We honor the strivers, the dreamers, the risk- takers, the entrepreneurs who have always been the driving force behind our free enterprise system, the greatest engine of growth and prosperity that the world's ever known.Before I get into the depth of how President Obama used that concept I want to say that from what I've read and seen so far, Melissa Harris-Perry was the only one to recognize why the use of that word would be especially important for this President. Last night in commenting on the speech at MSNBC she pointed out that what he was saying is that citizenship is about something more than birth certificates. KA-BOOM! Shoot and score.
But we also believe in something called citizenship — citizenship, a word at the very heart of our founding, a word at the very essence of our democracy, the idea that this country only works when we accept certain obligations to one another and to future generations.
And if it means something more than birth certificates, it also has a special meaning to the millions of young DREAMers in our country who might have been watching last night. It means that citizenship is about something more than where you were born.
So what does it mean?
We, the people — recognize that we have responsibilities as well as rights; that our destinies are bound together; that a freedom which asks only, what's in it for me, a freedom without a commitment to others, a freedom without love or charity or duty or patriotism, is unworthy of our founding ideals, and those who died in their defense.Those who have listened to what President Obama has said over the years will recognize this theme. For a long time now his speeches almost always include an embrace not only of our individual responsibility but our collective responsibility to one another.
As citizens, we understand that America is not about what can be done for us. It's about what can be done by us, together through the hard and frustrating but necessary work of self-government. That's what we believe.
His emphasis on this idea of citizenship last night though went to a different level than it has before. As he talked about in the first part of his speech, this election is about a choice between two sets of values. At the very heart of that choice - beyond all the different policies - is this idea of whether or not we as Americans will maintain a commitment to "what can be done by us, together..."
That kind of talk is a direct hit to the theme of the Republican convention which was to suggest that success is only about what we do for ourselves on our own.
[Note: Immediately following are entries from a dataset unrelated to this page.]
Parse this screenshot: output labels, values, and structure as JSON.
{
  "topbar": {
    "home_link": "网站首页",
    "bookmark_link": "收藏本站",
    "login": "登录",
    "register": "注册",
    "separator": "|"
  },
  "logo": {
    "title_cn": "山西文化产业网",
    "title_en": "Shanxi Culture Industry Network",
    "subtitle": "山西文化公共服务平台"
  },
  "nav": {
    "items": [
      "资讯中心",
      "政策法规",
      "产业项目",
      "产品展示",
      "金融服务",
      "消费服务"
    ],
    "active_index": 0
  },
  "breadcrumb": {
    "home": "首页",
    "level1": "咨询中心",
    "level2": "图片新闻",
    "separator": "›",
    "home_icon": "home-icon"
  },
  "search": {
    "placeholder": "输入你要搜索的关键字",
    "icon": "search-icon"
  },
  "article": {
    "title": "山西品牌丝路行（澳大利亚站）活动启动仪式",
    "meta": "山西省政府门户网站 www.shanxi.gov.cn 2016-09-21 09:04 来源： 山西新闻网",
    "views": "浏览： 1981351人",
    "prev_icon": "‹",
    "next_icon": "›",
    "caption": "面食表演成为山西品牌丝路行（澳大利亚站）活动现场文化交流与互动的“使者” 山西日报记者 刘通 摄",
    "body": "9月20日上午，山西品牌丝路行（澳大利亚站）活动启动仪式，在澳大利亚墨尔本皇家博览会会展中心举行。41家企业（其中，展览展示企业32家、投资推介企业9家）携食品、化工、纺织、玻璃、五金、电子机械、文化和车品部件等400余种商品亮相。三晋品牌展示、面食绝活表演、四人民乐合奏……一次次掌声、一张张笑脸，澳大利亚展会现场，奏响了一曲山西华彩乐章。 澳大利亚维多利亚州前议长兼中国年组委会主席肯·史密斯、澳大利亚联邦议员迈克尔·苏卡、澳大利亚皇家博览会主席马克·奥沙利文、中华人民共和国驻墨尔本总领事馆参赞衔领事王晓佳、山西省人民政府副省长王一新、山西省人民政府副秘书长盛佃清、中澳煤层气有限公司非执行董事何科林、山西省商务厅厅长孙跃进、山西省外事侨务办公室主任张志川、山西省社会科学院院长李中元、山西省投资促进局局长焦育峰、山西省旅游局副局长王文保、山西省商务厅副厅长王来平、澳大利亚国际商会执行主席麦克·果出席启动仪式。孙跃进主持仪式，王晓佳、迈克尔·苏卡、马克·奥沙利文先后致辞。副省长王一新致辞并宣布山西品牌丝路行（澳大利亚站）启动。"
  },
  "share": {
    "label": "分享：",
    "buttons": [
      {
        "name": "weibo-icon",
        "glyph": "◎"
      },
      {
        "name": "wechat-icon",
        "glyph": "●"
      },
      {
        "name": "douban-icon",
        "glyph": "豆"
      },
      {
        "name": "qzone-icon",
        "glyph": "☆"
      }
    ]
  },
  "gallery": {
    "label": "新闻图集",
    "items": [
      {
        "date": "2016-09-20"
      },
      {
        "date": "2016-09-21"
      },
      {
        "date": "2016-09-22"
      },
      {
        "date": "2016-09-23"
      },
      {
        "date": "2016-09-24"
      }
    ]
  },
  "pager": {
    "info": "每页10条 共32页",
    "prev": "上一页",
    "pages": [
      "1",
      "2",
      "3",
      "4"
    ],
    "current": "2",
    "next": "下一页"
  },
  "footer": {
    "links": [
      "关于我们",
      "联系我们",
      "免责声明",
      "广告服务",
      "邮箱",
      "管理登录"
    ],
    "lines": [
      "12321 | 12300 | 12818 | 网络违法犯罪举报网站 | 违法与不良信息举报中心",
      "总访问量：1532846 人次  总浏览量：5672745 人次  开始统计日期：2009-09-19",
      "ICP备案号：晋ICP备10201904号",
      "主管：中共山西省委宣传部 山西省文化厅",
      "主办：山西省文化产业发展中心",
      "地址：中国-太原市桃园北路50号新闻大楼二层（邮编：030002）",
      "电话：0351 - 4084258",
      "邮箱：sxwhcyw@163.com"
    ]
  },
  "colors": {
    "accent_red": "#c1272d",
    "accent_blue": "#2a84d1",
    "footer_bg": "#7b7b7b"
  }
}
Everyone - even Mitt Romney - knows that's a lie.
And so regardless of what particular policies we want to talk about, nothing gets solved until we get this one right. President Obama told us what happens if we abdicate our sense of collective responsibility by not engaging in "the hard and frustrating but necessary work of self-government."
If you turn away now — if you turn away now, if you buy into the cynicism that the change we fought for isn't possible, well, change will not happen. If you give up on the idea that your voice can make a difference, then other voices will fill the void, the lobbyists and special interests, the people with the $10 million checks who are trying to buy this election and those who are trying to make it harder for you to vote, Washington politicians who want to decide who you can marry or control health care choices that women should be making for themselves. Only you can make sure that doesn't happen. Only you have the power to move us forward.What is stunning to me is that this is a President who is actually trying to take himself out of the spotlight. He wasn't attempting to wow us with all the things he will do for us in a second term. Perhaps that's why some pundits are suggesting that his speech last night wasn't the kind of soaring rhetoric they expected.
He knows that if we're going to get there, it isn't going to be about one or two terms for President Barack Obama...
And while I'm proud of what we've achieved together, I'm far more mindful of my own failings, knowing exactly what Lincoln meant when he said, "I have been driven to my knees many times by the overwhelming conviction that I had no place else to go."... Its going to be because we figure out the long game of what citizenship and self government are all about.
America, I never said this journey would be easy, and I won't promise that now. Yes, our path is harder, but it leads to a better place. Yes, our road is longer, but we travel it together.In other words, he's beginning the process of passing the torch to us.
We don't turn back. We leave no one behind. We pull each other up. We draw strength from our victories. And we learn from our mistakes. But we keep our eyes fixed on that distant horizon knowing that providence is with us and that we are surely blessed to be citizens of the greatest nation on earth.